Shop Windows to the Universe

Ready, Set, SCIENCE!, by the National Research Council, focuses on K-8 science classsrooms. Check out the other publications in our online store, as well as classroom materials.

Why are atoms "smashed" in an accelerator? What is learned by thatprocess? Why doesn't it set off a chain reaction like an atomic bomb?What is the difference between "smashing" and "fusion"? Since theydismantled the project here in Texas, I always wondered what was intendedto be learned by such a costly project.

Actually they don't "smash" atoms in accelerators anymore. What are "smashed" in accelerators now are parts of atoms. It's done by "crashing" these parts into each other and seeing what happens. The scientists are trying to figure out what the parts are made of. It's like taking your father's watch, smashing it with a hammer and watching the parts fly by. Then, from what you've seen, you try to figure out exactly how the watch was originally put together. (Don't try this at home!)

The reason a chain reaction doesn't occur is because the conditions aren't right in an accelerator for chain reactions to happen.

The difference between "smashing" and "fusion" is that one process (smashing) knocks things apart while the other (fusion) puts atoms together.

Scientists weren't exactly sure what they would learn from the SSC (Superconducting Super Collider) built in Texas. That is part of the reason they wanted it built. Every time something like it has been built in the past, exciting things were discovered.


Submitted by Mike (Texas, USA)
(October 22, 1997)



Shop Windows to the Universe Science Store!

Learn about Earth and space science, and have fun while doing it! The games section of our online store includes a climate change card game and the Traveling Nitrogen game!

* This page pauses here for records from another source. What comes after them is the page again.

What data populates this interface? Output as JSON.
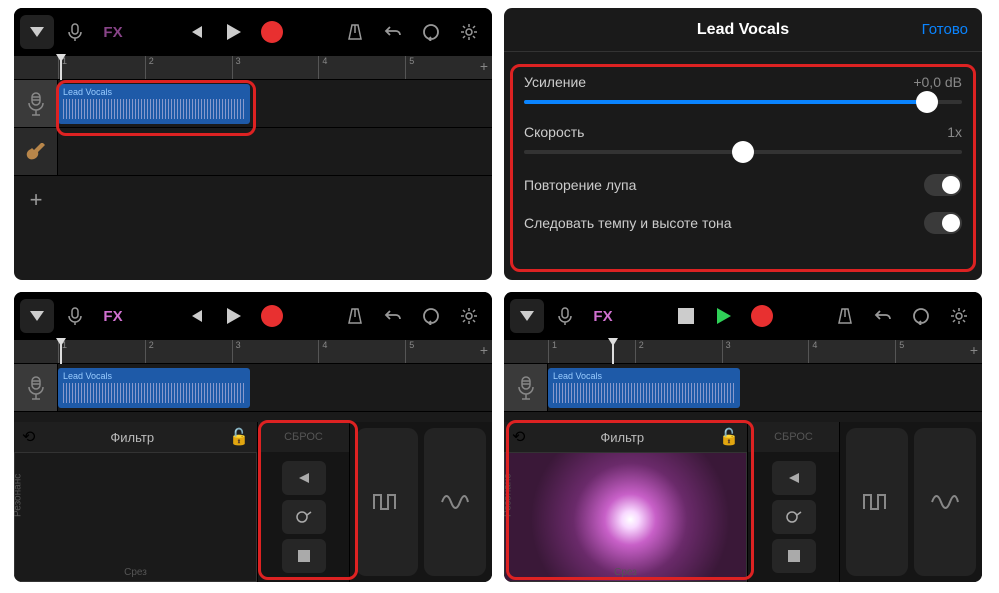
{
  "toolbar": {
    "fx": "FX"
  },
  "timeline": {
    "marks": [
      "1",
      "2",
      "3",
      "4",
      "5"
    ],
    "add": "+"
  },
  "region": {
    "name": "Lead Vocals"
  },
  "addTrack": "+",
  "settings": {
    "title": "Lead Vocals",
    "done": "Готово",
    "gain": {
      "label": "Усиление",
      "value": "+0,0 dB"
    },
    "speed": {
      "label": "Скорость",
      "value": "1x"
    },
    "loopRepeat": "Повторение лупа",
    "followTempo": "Следовать темпу и высоте тона"
  },
  "fx": {
    "filter": "Фильтр",
    "reset": "СБРОС",
    "xlabel": "Срез",
    "ylabel": "Резонанс"
  }
}
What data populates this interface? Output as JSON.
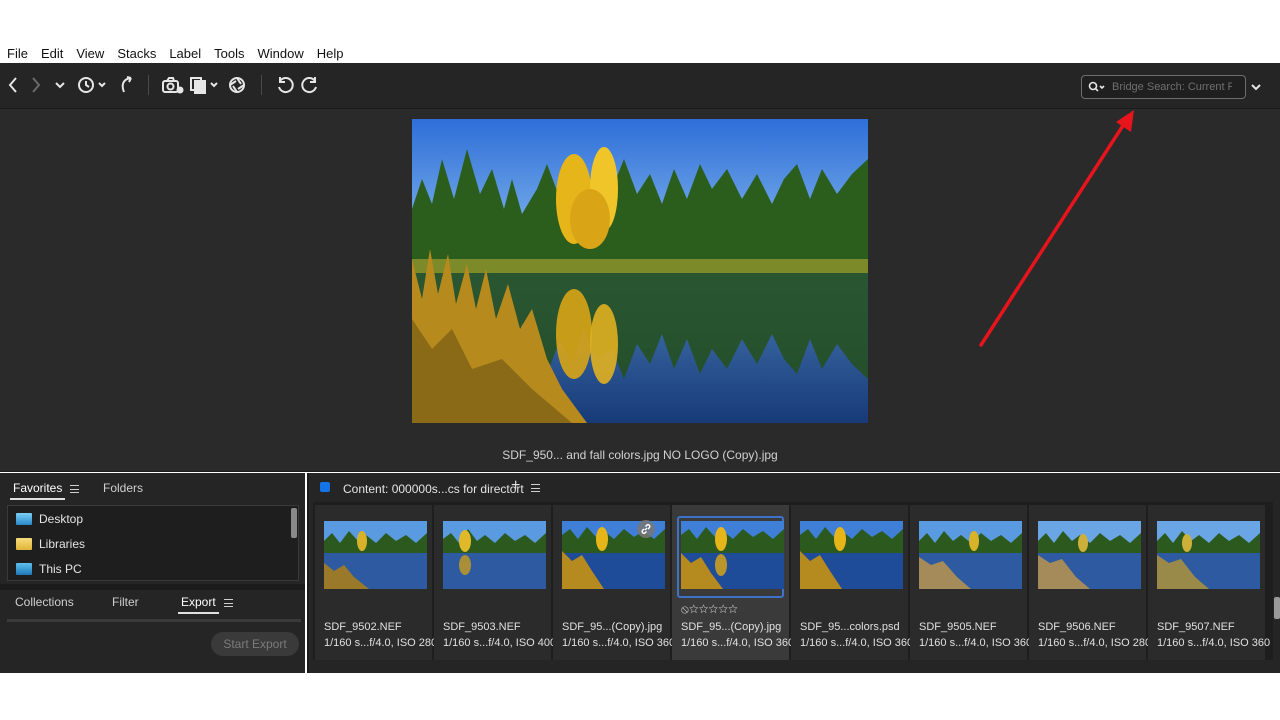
{
  "menu": {
    "items": [
      "File",
      "Edit",
      "View",
      "Stacks",
      "Label",
      "Tools",
      "Window",
      "Help"
    ]
  },
  "toolbar": {
    "icons": [
      "back-arrow-icon",
      "forward-arrow-icon",
      "dropdown-chevron-icon",
      "recent-history-icon",
      "boomerang-icon",
      "camera-import-icon",
      "copy-files-icon",
      "refine-icon",
      "rotate-left-icon",
      "rotate-right-icon"
    ],
    "search_placeholder": "Bridge Search: Current F"
  },
  "preview": {
    "caption": "SDF_950... and fall colors.jpg NO LOGO (Copy).jpg"
  },
  "favorites_panel": {
    "tabs": [
      "Favorites",
      "Folders"
    ],
    "active_tab": "Favorites",
    "items": [
      {
        "label": "Desktop",
        "icon": "desktop-folder-icon",
        "color": "#3aa0d8"
      },
      {
        "label": "Libraries",
        "icon": "libraries-folder-icon",
        "color": "#e8c34a"
      },
      {
        "label": "This PC",
        "icon": "this-pc-icon",
        "color": "#3aa0d8"
      }
    ]
  },
  "export_panel": {
    "tabs": [
      "Collections",
      "Filter",
      "Export"
    ],
    "active_tab": "Export",
    "start_export_label": "Start Export"
  },
  "content_panel": {
    "title": "Content: 000000s...cs for directort",
    "accent": "#1473e6",
    "thumbnails": [
      {
        "name": "SDF_9502.NEF",
        "meta": "1/160 s...f/4.0, ISO 280"
      },
      {
        "name": "SDF_9503.NEF",
        "meta": "1/160 s...f/4.0, ISO 400"
      },
      {
        "name": "SDF_95...(Copy).jpg",
        "meta": "1/160 s...f/4.0, ISO 360"
      },
      {
        "name": "SDF_95...(Copy).jpg",
        "meta": "1/160 s...f/4.0, ISO 360",
        "rating": "⦸☆☆☆☆☆"
      },
      {
        "name": "SDF_95...colors.psd",
        "meta": "1/160 s...f/4.0, ISO 360"
      },
      {
        "name": "SDF_9505.NEF",
        "meta": "1/160 s...f/4.0, ISO 360"
      },
      {
        "name": "SDF_9506.NEF",
        "meta": "1/160 s...f/4.0, ISO 280"
      },
      {
        "name": "SDF_9507.NEF",
        "meta": "1/160 s...f/4.0, ISO 360"
      }
    ]
  },
  "colors": {
    "annotation_arrow": "#e8141c",
    "selection_border": "#3e72c8"
  }
}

Windows to the Universe Community

News

Opportunities

You might also be interested in:

What are the retrograde motions of planets in the sky?

It depends on which type of motion you are asking about. If you take a birds-eye view from the top of the solar system all the planets orbit around the Sun in a counter-clockwise (or direct) direction....more

How do Astronauts Live in Space?

Have you ever wondered how astronauts live in space? Did you know they do a lot of the same things we do here on Earth? Astronauts eat, exercise and sleep just like we do. However, their food isn't always...more

How far is the Earth from the Sun, the Moon and all the other planets? How far are all of the planets from the Sun? Do you know of a software that tracks the planets in real-time?

There is a really neat internet program called Solar System Live that shows where all of the planets and the Sun are. If you go to that page, you'll see an image similar to the one on the left. Below the...more

Is it really true that man never really walked on the Moon?

The picture of the American Flag (the one put there by the Apollo astronauts) is waving (or straight out) in the wind. How could that be possible if there is no atmosphere on the Moon? Was it some sort...more

How many planets orbit the sun?

I was wondering if there is a new planet? Are there planets (a tenth planet?) after Pluto belonging to our solar system? What are the names of the new planets discovered in the solar system? Are there...more

Did the Big Bang create any black holes? Wouldn't the universe evolve differently if some of the original energy had disappeared in black holes?

When an object has a really high energy, it can form a black hole. This is called a primordial black hole. Primordial black holes were formed near the beginning of the universe. Primordial black holes...more

Windows to the Universe, a project of the National Earth Science Teachers Association, is sponsored in part by the National Science Foundation and NASA, our Founding Partners (the American Geophysical Union and American Geosciences Institute) as well as through Institutional, Contributing, and Affiliate Partners, individual memberships and generous donors. Thank you for your support! NASA AGU AGI NSF